Once you’ve solved the genuinely hard problem – digitizing all required information in standard form on both ends and adapting all relevant systems to generate and accept it – there are loads of ways to transport the data from the sender to the receiver. There are even lots of peer-to-peer methods that could be used, thus avoiding all the hoo-haw of having your stock information stored many times in a distributed ledger all over the world. You could, for example, agree on a set of RESTful calls the sender could make on the receiver’s system that would work fine. The industry could set up a cooperative central place that used normal DBMS technology to make the transfer. There are loads of approaches, all of them viable, all of them faster than Bitcoin, and many of them no more expensive to implement.
Imagine you’re living in a house and you’ve bought a new one a couple of states away. You want to move all your stuff. As everyone knows, the hard part is packing and boxing up before you move, and unpacking after you’ve moved. That’s what takes the time and care, and that’s what Bitcoin-based solutions airily assume. In the real world, once you’ve packed everything, you load it into a truck, which drives to your new house, unload all the boxes, and then the “fun” of unpacking begins. In the Bitcoin world, you would still have to go through all the time and work of packing. Then you would call trucks (still!) and send your boxes to the various depots of the distributed moving service, which would move your boxes all over the place, let them be examined by loads of people, and put them on their shelves with exquisite care. Then you would … get ready … send your own trucks to the depot, pick up your boxes, move them to your house, and start the fun of unpacking. This added step in the middle would take at least 1,000 times longer than the moving van would have.
Isn’t Bitcoin great? See how it solves the moving problem so nicely?
There’s a pattern here

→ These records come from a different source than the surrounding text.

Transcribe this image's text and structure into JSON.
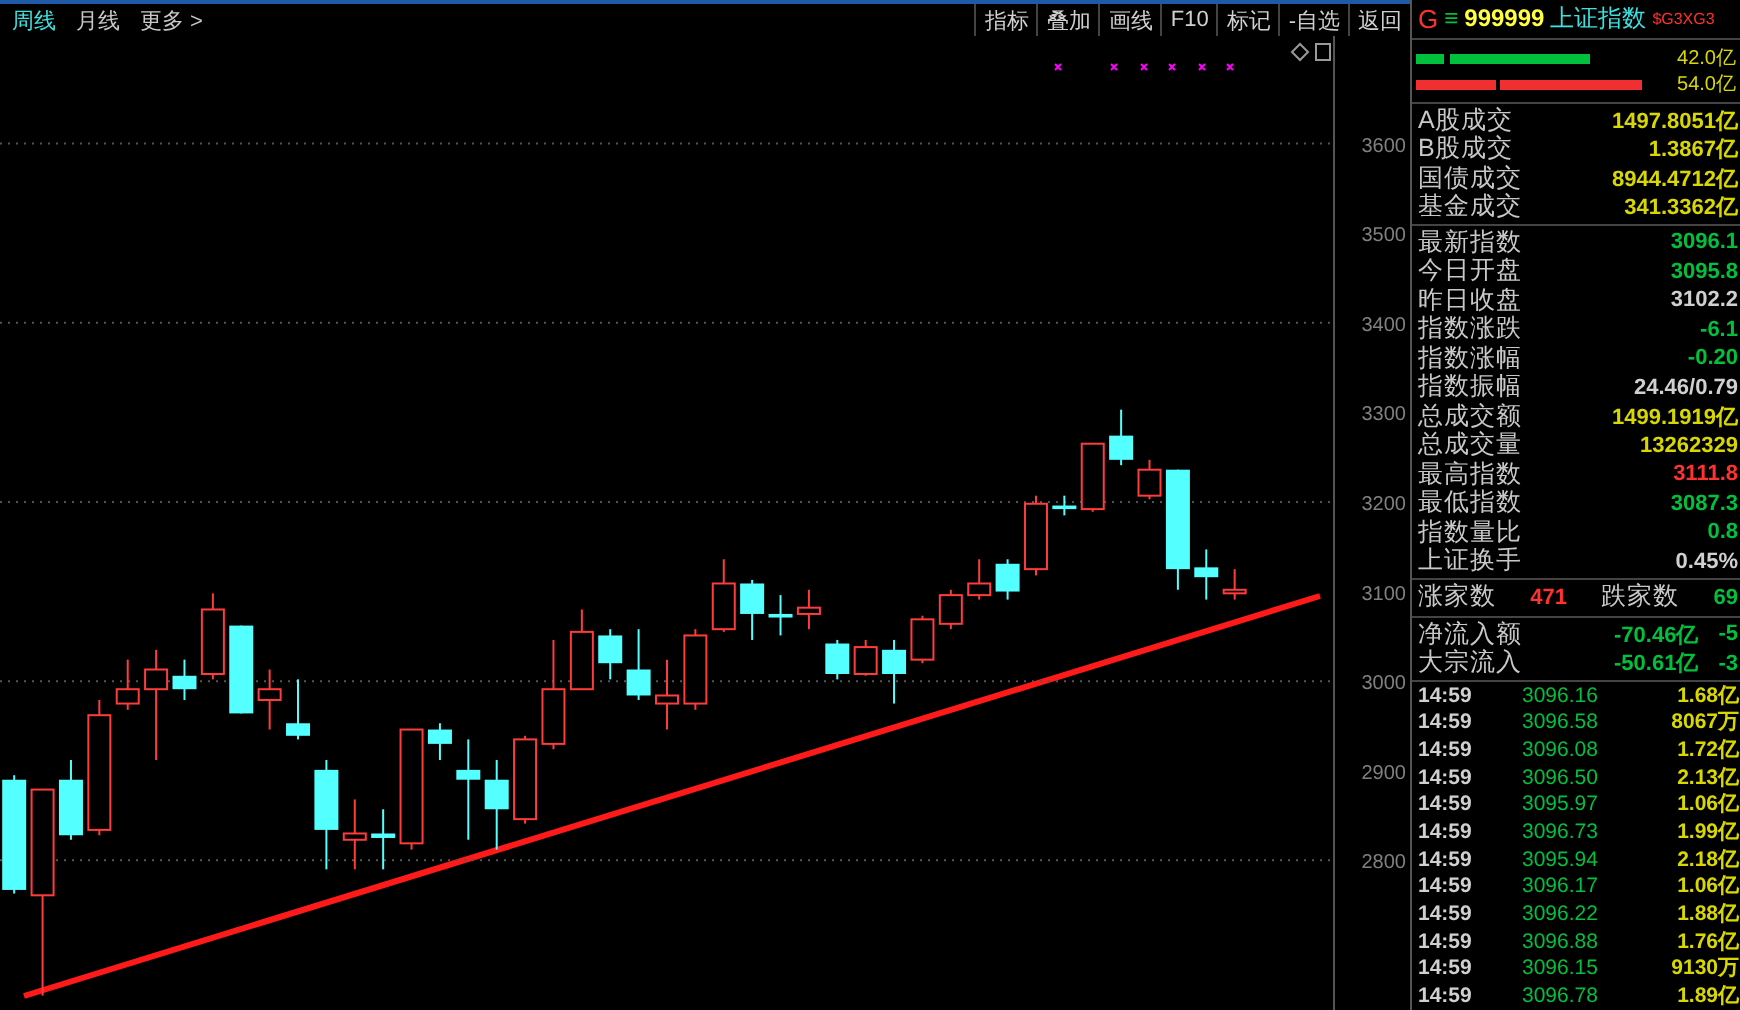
{
  "toolbar": {
    "periods": [
      {
        "label": "周线",
        "selected": true
      },
      {
        "label": "月线",
        "selected": false
      },
      {
        "label": "更多 >",
        "selected": false
      }
    ],
    "buttons": [
      "指标",
      "叠加",
      "画线",
      "F10",
      "标记",
      "-自选",
      "返回"
    ]
  },
  "chart": {
    "chart_data": {
      "type": "candlestick",
      "categories": [
        null,
        null,
        null,
        null,
        null,
        null,
        null,
        null,
        null,
        null,
        null,
        null,
        null,
        null,
        null,
        null,
        null,
        null,
        null,
        null,
        null,
        null,
        null,
        null,
        null,
        null,
        null,
        null,
        null,
        null,
        null,
        null,
        null,
        null,
        null,
        null,
        null,
        null,
        null,
        null,
        null,
        null,
        null,
        null,
        null,
        null,
        null
      ],
      "ohlc": [
        [
          2890,
          2895,
          2763,
          2767
        ],
        [
          2761,
          2879,
          2649,
          2879
        ],
        [
          2890,
          2912,
          2823,
          2828
        ],
        [
          2834,
          2979,
          2828,
          2962
        ],
        [
          2975,
          3024,
          2968,
          2991
        ],
        [
          2991,
          3035,
          2912,
          3013
        ],
        [
          3006,
          3024,
          2979,
          2991
        ],
        [
          3008,
          3098,
          3002,
          3080
        ],
        [
          3062,
          3062,
          2964,
          2964
        ],
        [
          2979,
          3013,
          2946,
          2991
        ],
        [
          2953,
          3002,
          2935,
          2939
        ],
        [
          2901,
          2912,
          2790,
          2834
        ],
        [
          2823,
          2868,
          2790,
          2830
        ],
        [
          2830,
          2857,
          2790,
          2825
        ],
        [
          2819,
          2946,
          2812,
          2946
        ],
        [
          2946,
          2953,
          2912,
          2930
        ],
        [
          2901,
          2935,
          2823,
          2890
        ],
        [
          2890,
          2912,
          2812,
          2857
        ],
        [
          2846,
          2939,
          2841,
          2935
        ],
        [
          2930,
          3046,
          2924,
          2991
        ],
        [
          2991,
          3080,
          2991,
          3055
        ],
        [
          3051,
          3058,
          3002,
          3020
        ],
        [
          3013,
          3058,
          2979,
          2984
        ],
        [
          2975,
          3024,
          2946,
          2984
        ],
        [
          2975,
          3058,
          2968,
          3051
        ],
        [
          3058,
          3136,
          3055,
          3109
        ],
        [
          3109,
          3113,
          3046,
          3075
        ],
        [
          3075,
          3096,
          3051,
          3071
        ],
        [
          3075,
          3102,
          3058,
          3082
        ],
        [
          3042,
          3046,
          3002,
          3008
        ],
        [
          3008,
          3046,
          3006,
          3038
        ],
        [
          3035,
          3046,
          2975,
          3008
        ],
        [
          3024,
          3073,
          3020,
          3069
        ],
        [
          3064,
          3102,
          3058,
          3096
        ],
        [
          3096,
          3136,
          3091,
          3109
        ],
        [
          3131,
          3136,
          3091,
          3100
        ],
        [
          3125,
          3207,
          3118,
          3198
        ],
        [
          3196,
          3207,
          3185,
          3192
        ],
        [
          3192,
          3265,
          3189,
          3265
        ],
        [
          3274,
          3303,
          3241,
          3247
        ],
        [
          3207,
          3247,
          3203,
          3236
        ],
        [
          3236,
          3236,
          3102,
          3125
        ],
        [
          3127,
          3147,
          3091,
          3116
        ],
        [
          3098,
          3125,
          3091,
          3102
        ],
        null,
        null,
        null
      ],
      "ylim": [
        2633,
        3720
      ],
      "yticks": [
        3600,
        3500,
        3400,
        3300,
        3200,
        3100,
        3000,
        2900,
        2800
      ],
      "grid": true
    }
  },
  "quote": {
    "prefix": "G",
    "menu_glyph": "≡",
    "code": "999999",
    "name": "上证指数",
    "tag": "$G3XG3"
  },
  "flow_bars": [
    {
      "kind": "buy",
      "value": "42.0亿"
    },
    {
      "kind": "sell",
      "value": "54.0亿"
    }
  ],
  "turnover": [
    {
      "label": "A股成交",
      "value": "1497.8051亿",
      "color": "#d8d800"
    },
    {
      "label": "B股成交",
      "value": "1.3867亿",
      "color": "#d8d800"
    },
    {
      "label": "国债成交",
      "value": "8944.4712亿",
      "color": "#d8d800"
    },
    {
      "label": "基金成交",
      "value": "341.3362亿",
      "color": "#d8d800"
    }
  ],
  "index_stats": [
    {
      "label": "最新指数",
      "value": "3096.1",
      "color": "#00c03c"
    },
    {
      "label": "今日开盘",
      "value": "3095.8",
      "color": "#00c03c"
    },
    {
      "label": "昨日收盘",
      "value": "3102.2",
      "color": "#d0d0d0"
    },
    {
      "label": "指数涨跌",
      "value": "-6.1",
      "color": "#00c03c"
    },
    {
      "label": "指数涨幅",
      "value": "-0.20",
      "color": "#00c03c"
    },
    {
      "label": "指数振幅",
      "value": "24.46/0.79",
      "color": "#d0d0d0"
    },
    {
      "label": "总成交额",
      "value": "1499.1919亿",
      "color": "#d8d800"
    },
    {
      "label": "总成交量",
      "value": "13262329",
      "color": "#d8d800"
    },
    {
      "label": "最高指数",
      "value": "3111.8",
      "color": "#ff3232"
    },
    {
      "label": "最低指数",
      "value": "3087.3",
      "color": "#00c03c"
    },
    {
      "label": "指数量比",
      "value": "0.8",
      "color": "#00c03c"
    },
    {
      "label": "上证换手",
      "value": "0.45%",
      "color": "#d0d0d0"
    }
  ],
  "breadth": {
    "up_label": "涨家数",
    "up_count": "471",
    "down_label": "跌家数",
    "down_count": "69"
  },
  "flows": [
    {
      "label": "净流入额",
      "value": "-70.46亿",
      "ratio": "-5"
    },
    {
      "label": "大宗流入",
      "value": "-50.61亿",
      "ratio": "-3"
    }
  ],
  "ticks": [
    {
      "time": "14:59",
      "price": "3096.16",
      "volume": "1.68亿"
    },
    {
      "time": "14:59",
      "price": "3096.58",
      "volume": "8067万"
    },
    {
      "time": "14:59",
      "price": "3096.08",
      "volume": "1.72亿"
    },
    {
      "time": "14:59",
      "price": "3096.50",
      "volume": "2.13亿"
    },
    {
      "time": "14:59",
      "price": "3095.97",
      "volume": "1.06亿"
    },
    {
      "time": "14:59",
      "price": "3096.73",
      "volume": "1.99亿"
    },
    {
      "time": "14:59",
      "price": "3095.94",
      "volume": "2.18亿"
    },
    {
      "time": "14:59",
      "price": "3096.17",
      "volume": "1.06亿"
    },
    {
      "time": "14:59",
      "price": "3096.22",
      "volume": "1.88亿"
    },
    {
      "time": "14:59",
      "price": "3096.88",
      "volume": "1.76亿"
    },
    {
      "time": "14:59",
      "price": "3096.15",
      "volume": "9130万"
    },
    {
      "time": "14:59",
      "price": "3096.78",
      "volume": "1.89亿"
    }
  ]
}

This misunderstanding of a technology and claiming it solves all sorts of long-standing problems is typical of the new technology hype cycle. It’s happened loads of times before, and will keep happening for the foreseeable future. A good current example is the Big Data mania, which is supposed to solve all sorts of long-standing problems and unlock the keys to the kingdom – except that it doesn’t. When people have trouble understanding the basics of relatively simple things like email, is it surprising that they get Bitcoin wrong?

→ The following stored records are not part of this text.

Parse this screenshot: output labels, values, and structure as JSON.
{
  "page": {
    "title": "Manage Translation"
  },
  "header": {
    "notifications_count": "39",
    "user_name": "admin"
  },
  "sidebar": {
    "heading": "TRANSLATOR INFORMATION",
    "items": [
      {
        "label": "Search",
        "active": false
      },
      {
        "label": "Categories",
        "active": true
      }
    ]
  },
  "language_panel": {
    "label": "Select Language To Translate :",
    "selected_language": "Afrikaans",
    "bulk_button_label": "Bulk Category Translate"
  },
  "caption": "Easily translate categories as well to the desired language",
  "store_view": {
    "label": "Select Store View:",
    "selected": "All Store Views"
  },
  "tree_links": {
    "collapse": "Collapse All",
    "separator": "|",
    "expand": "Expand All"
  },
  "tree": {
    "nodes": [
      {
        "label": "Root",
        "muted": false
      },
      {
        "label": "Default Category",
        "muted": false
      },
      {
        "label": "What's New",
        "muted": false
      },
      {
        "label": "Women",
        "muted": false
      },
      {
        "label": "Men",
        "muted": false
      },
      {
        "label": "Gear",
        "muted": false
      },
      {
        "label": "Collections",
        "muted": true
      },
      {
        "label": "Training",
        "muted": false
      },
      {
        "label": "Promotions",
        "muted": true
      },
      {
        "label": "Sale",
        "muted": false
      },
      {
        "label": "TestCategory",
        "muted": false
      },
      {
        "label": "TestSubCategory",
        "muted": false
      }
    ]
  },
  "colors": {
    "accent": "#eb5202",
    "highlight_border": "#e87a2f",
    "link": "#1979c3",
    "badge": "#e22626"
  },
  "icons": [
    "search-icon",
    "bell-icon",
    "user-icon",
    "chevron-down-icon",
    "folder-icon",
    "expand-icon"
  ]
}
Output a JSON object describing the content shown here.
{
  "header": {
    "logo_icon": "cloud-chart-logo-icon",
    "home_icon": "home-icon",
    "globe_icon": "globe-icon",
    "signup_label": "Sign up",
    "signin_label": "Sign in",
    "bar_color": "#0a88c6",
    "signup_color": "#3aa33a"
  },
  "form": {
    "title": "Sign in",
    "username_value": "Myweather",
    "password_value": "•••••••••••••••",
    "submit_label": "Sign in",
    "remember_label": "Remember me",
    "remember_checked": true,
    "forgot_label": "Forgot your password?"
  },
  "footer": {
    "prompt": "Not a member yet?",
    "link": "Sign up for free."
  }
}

I’m eagerly awaiting problems for which the super-cool block chain technology is actually relevant. I suspect they're out there. I've even started looking at a couple candidates. I’m ready.